At least half of all people newly diagnosed with epilepsy will become seizure-free with their first medication. If anti-epileptic medications don't provide satisfactory results, your doctor may suggest surgery or other therapies. You'll have regular follow-up appointments with your doctor to evaluate your condition and medications. Learn more about surgery and other therapies: http://www.mayoclinic.org/diseases-conditions/epilepsy/diagnosis-treatment/treatment/txc-20117241.

Posted Tue, Nov 3 at 8:37am CDT

Kaia

Kaia wrote:

My daughter has seizures daily. She is on a lot of medicine and has tried just about all medicines. She has a VNS. Now the docs say they are not all seizures there are some movements that might be dystonia [...] View full text  

Posted Mon, Nov 2 at 12:00pm CDT

missybrenton

Missy wrote:

starts in 3 min

Posted Mon, Nov 2 at 11:57am CDT

ydjay

ydjay wrote:

hw soon is the program starting any one guide me

Posted Mon, Nov 2 at 11:56am CDT

LaurenSpiceland

Lauren Spiceland replied:

2 minutes!

Posted Mon, Nov 2 at 11:58am CDT

also, can you comment on what a pseudo-seizure actually is and symptoms? Is this a default dx used on patients who have co-occurring seizure and bi-polar disorder?

Posted Mon, Nov 2 at 11:56am CDT

Drs in Florida are increasingly diagnosing Epilepsy pts with "pseudo- seizures" which they say is not related to Epilepsy. They appear to be using this diagnosis when not able to produce a seizure under Veeg or regular 3 minute in [...] View full text  
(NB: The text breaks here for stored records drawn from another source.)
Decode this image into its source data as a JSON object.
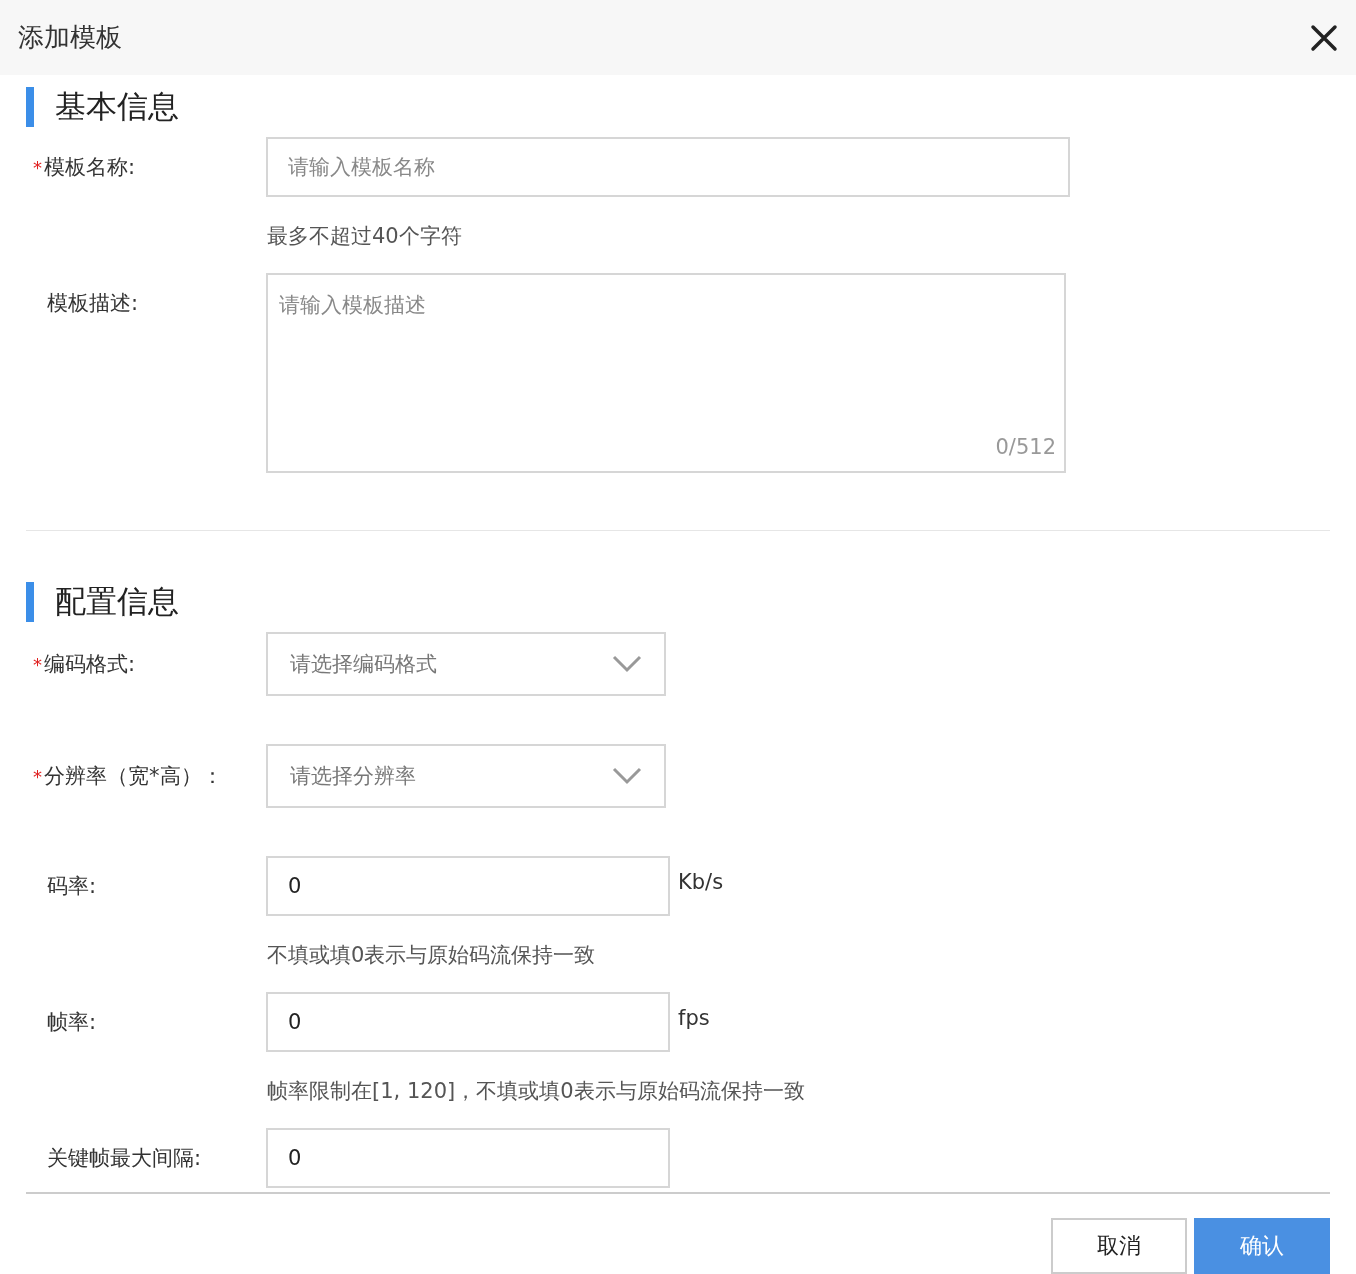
{
  "dialog": {
    "title": "添加模板"
  },
  "sections": [
    {
      "title": "基本信息",
      "fields": [
        {
          "kind": "text",
          "required_mark": "*",
          "label": "模板名称:",
          "placeholder": "请输入模板名称",
          "hint": "最多不超过40个字符"
        },
        {
          "kind": "textarea",
          "label": "模板描述:",
          "placeholder": "请输入模板描述",
          "counter": "0/512"
        }
      ]
    },
    {
      "title": "配置信息",
      "fields": [
        {
          "kind": "select",
          "required_mark": "*",
          "label": "编码格式:",
          "placeholder": "请选择编码格式"
        },
        {
          "kind": "select",
          "required_mark": "*",
          "label": "分辨率（宽*高）：",
          "placeholder": "请选择分辨率"
        },
        {
          "kind": "number",
          "label": "码率:",
          "value": "0",
          "unit": "Kb/s",
          "hint": "不填或填0表示与原始码流保持一致"
        },
        {
          "kind": "number",
          "label": "帧率:",
          "value": "0",
          "unit": "fps",
          "hint": "帧率限制在[1, 120]，不填或填0表示与原始码流保持一致"
        },
        {
          "kind": "number",
          "label": "关键帧最大间隔:",
          "value": "0"
        }
      ]
    }
  ],
  "buttons": [
    {
      "label": "取消",
      "kind": "secondary"
    },
    {
      "label": "确认",
      "kind": "primary"
    }
  ]
}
Posted Mon, Nov 2 at 11:53am CDT

LaurenSpiceland

Lauren Spiceland replied:

From Dr. Shih: At Mayo Clinic Florida, I use the term Non-epileptic Events or NEE (rather than the term pseudoseizures). I do not have any specific information on how doctors in Florida outside of the Mayo Clinic diagnose NEE, or why they may be doing so more frequently. In our hands, NEE is not a default diagnosis, but rather a diagnosis usually made after testing in the epilepsy monitoring unit (EMU).

Dr. Shih also provided me with a great pdf describing the symptoms, causes, risk factors and treatment of this problem. If you'll send me an email at spiceland.lauren@mayo.edu, I'll forward the pdf to you.

Posted Fri, Nov 6 at 12:12pm CDT